> [PROBLEM DETAILS] What is the number of lines in the listing that contain "JSON"? Give that number only.

> [EXTRACTED MATERIAL]

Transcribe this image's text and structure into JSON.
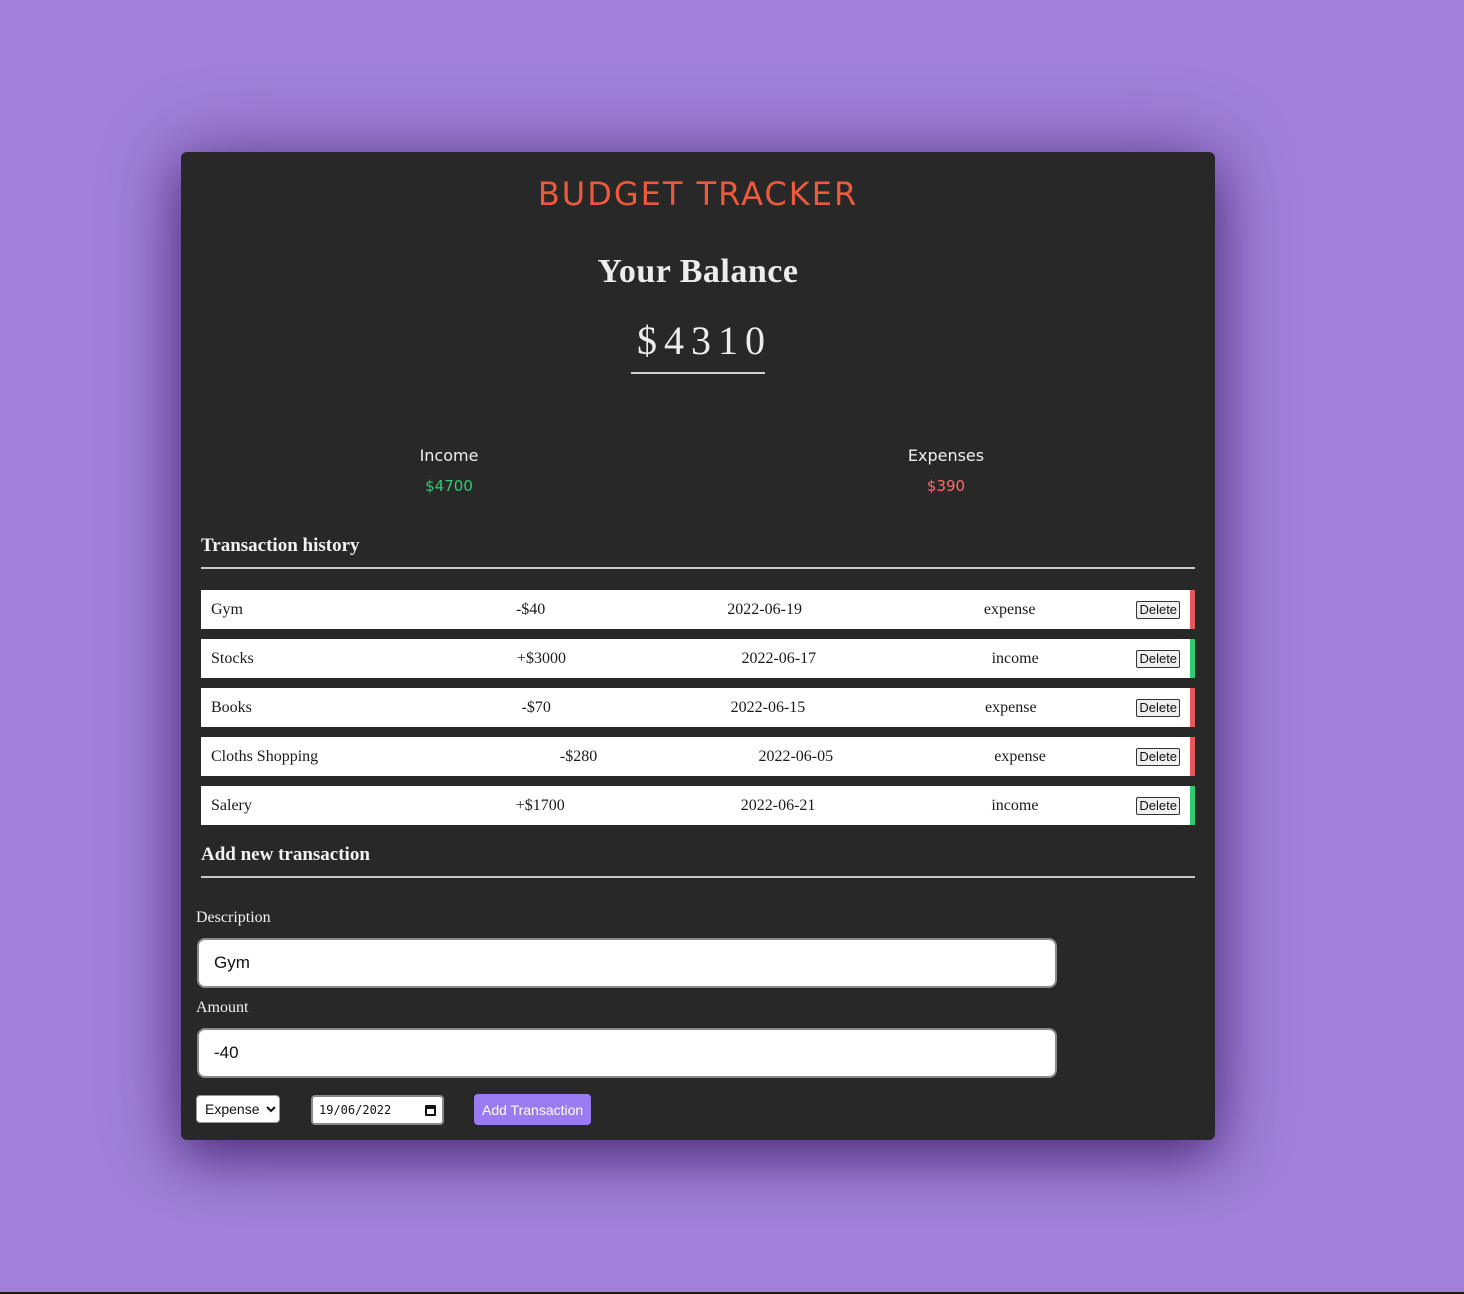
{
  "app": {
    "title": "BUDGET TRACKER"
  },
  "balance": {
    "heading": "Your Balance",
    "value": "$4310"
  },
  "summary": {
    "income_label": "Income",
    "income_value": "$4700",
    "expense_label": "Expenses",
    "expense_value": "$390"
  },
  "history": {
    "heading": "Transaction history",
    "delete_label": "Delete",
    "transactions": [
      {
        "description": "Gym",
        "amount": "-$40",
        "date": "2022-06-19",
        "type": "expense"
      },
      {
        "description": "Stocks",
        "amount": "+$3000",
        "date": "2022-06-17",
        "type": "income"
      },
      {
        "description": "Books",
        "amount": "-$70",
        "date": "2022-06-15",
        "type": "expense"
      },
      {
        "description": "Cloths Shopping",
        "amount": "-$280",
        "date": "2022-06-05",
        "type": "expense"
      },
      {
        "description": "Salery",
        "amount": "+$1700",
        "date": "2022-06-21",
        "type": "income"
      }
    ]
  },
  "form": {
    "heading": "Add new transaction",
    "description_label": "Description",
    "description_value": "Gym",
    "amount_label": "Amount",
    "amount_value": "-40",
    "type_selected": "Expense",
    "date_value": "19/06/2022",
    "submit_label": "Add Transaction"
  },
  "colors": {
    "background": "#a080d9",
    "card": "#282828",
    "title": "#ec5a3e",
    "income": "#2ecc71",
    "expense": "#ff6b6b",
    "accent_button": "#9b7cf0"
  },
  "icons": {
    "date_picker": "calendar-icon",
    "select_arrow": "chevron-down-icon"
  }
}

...

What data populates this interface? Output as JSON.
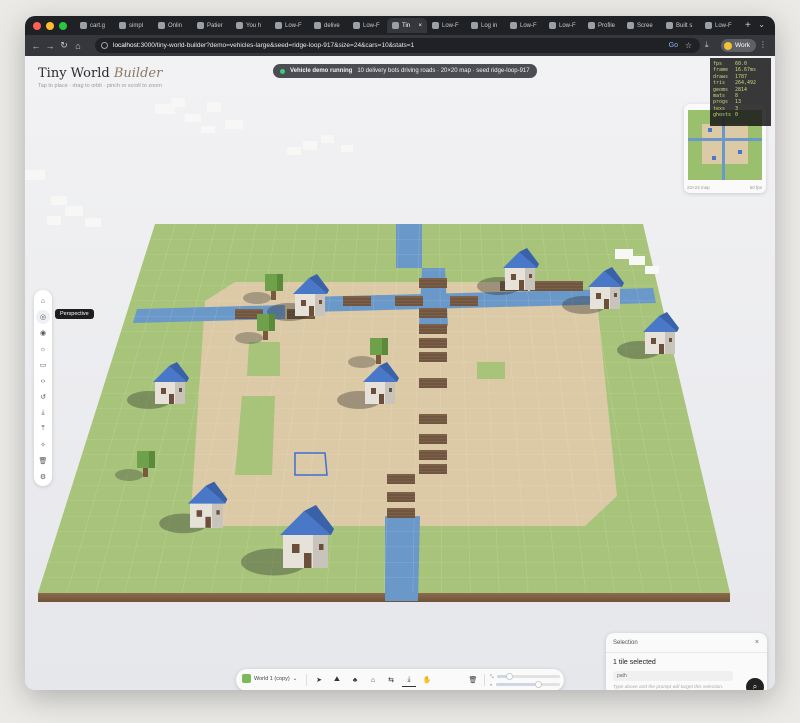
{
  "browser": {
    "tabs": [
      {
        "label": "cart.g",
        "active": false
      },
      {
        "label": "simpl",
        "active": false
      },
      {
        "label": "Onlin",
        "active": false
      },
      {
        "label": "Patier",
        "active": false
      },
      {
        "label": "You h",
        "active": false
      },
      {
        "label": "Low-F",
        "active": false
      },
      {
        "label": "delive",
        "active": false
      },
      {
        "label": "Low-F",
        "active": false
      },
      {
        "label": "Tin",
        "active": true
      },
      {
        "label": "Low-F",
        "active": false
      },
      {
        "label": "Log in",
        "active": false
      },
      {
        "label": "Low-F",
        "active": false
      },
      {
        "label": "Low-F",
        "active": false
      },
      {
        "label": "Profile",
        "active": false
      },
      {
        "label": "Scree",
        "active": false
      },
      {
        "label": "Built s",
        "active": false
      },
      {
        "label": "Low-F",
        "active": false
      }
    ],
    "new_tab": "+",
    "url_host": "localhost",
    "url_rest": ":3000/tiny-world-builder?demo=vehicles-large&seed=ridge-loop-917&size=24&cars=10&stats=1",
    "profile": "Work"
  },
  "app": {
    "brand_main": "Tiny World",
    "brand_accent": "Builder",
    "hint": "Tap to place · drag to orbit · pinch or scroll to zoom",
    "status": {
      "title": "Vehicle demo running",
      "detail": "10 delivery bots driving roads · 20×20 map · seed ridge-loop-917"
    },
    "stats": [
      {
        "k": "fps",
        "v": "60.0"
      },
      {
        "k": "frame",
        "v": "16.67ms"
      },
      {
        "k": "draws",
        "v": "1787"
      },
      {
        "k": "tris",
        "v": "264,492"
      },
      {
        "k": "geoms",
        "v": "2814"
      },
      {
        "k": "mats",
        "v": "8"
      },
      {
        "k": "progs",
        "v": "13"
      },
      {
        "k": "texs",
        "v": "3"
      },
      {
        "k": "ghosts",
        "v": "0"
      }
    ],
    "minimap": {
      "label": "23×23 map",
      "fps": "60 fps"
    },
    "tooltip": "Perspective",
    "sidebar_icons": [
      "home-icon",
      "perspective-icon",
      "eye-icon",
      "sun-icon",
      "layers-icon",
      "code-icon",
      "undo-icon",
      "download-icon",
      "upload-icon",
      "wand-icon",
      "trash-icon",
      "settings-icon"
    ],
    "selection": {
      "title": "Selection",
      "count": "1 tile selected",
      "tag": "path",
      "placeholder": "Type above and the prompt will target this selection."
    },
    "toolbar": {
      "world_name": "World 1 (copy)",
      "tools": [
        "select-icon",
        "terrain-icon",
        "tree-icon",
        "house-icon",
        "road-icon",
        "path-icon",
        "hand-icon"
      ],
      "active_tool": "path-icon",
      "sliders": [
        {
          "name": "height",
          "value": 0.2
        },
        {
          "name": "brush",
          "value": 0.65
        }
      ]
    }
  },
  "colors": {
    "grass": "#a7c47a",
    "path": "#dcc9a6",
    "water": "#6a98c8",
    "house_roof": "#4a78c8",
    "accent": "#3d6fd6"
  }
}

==

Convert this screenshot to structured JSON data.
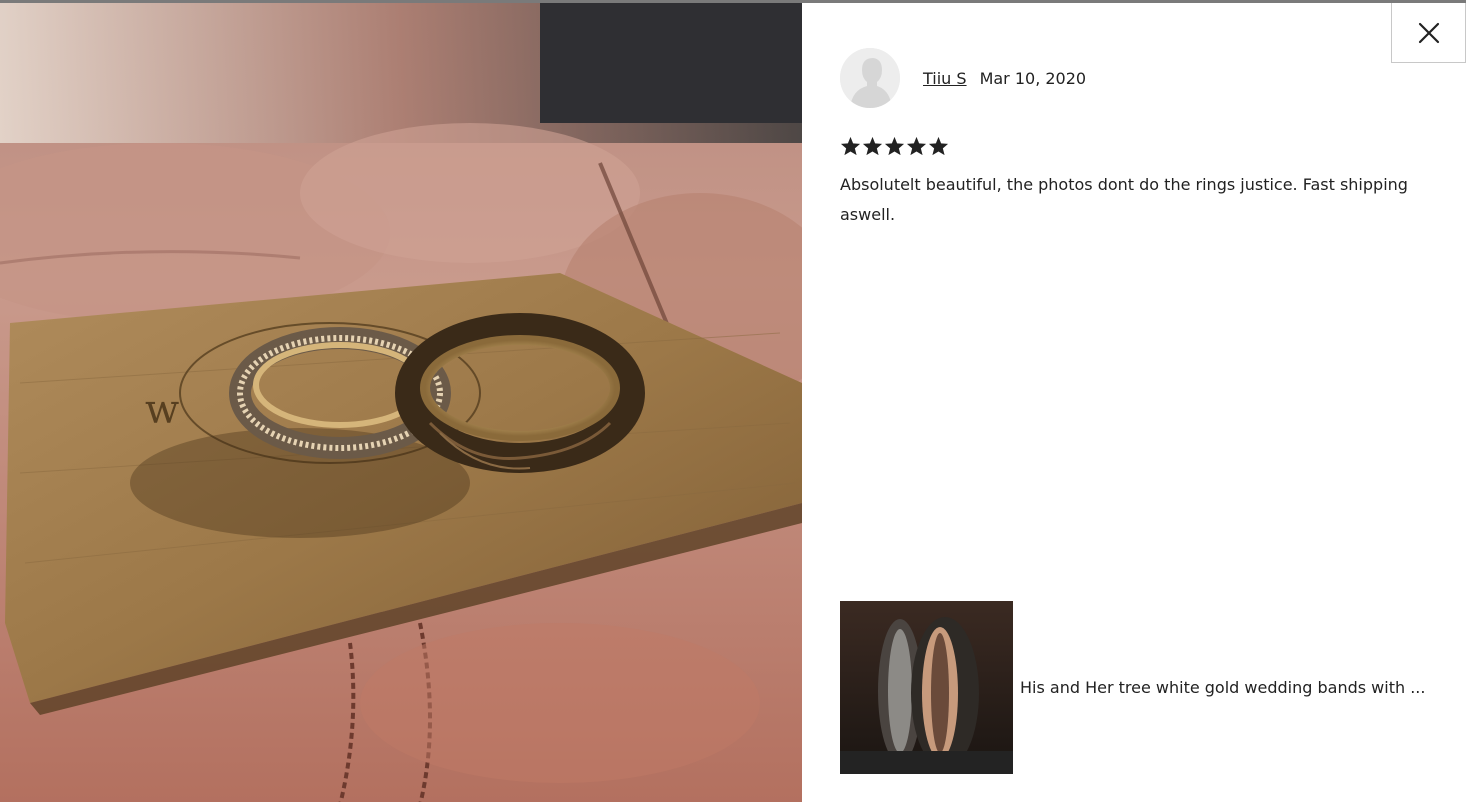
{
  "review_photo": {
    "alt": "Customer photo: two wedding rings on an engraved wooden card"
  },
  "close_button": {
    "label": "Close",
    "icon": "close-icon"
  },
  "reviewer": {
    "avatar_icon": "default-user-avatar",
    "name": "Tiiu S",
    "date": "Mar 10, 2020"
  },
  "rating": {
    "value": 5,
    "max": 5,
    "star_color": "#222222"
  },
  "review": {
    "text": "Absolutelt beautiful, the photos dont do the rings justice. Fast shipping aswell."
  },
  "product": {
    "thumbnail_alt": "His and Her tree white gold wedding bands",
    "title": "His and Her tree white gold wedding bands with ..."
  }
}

> [YOUR RESPONSE] 3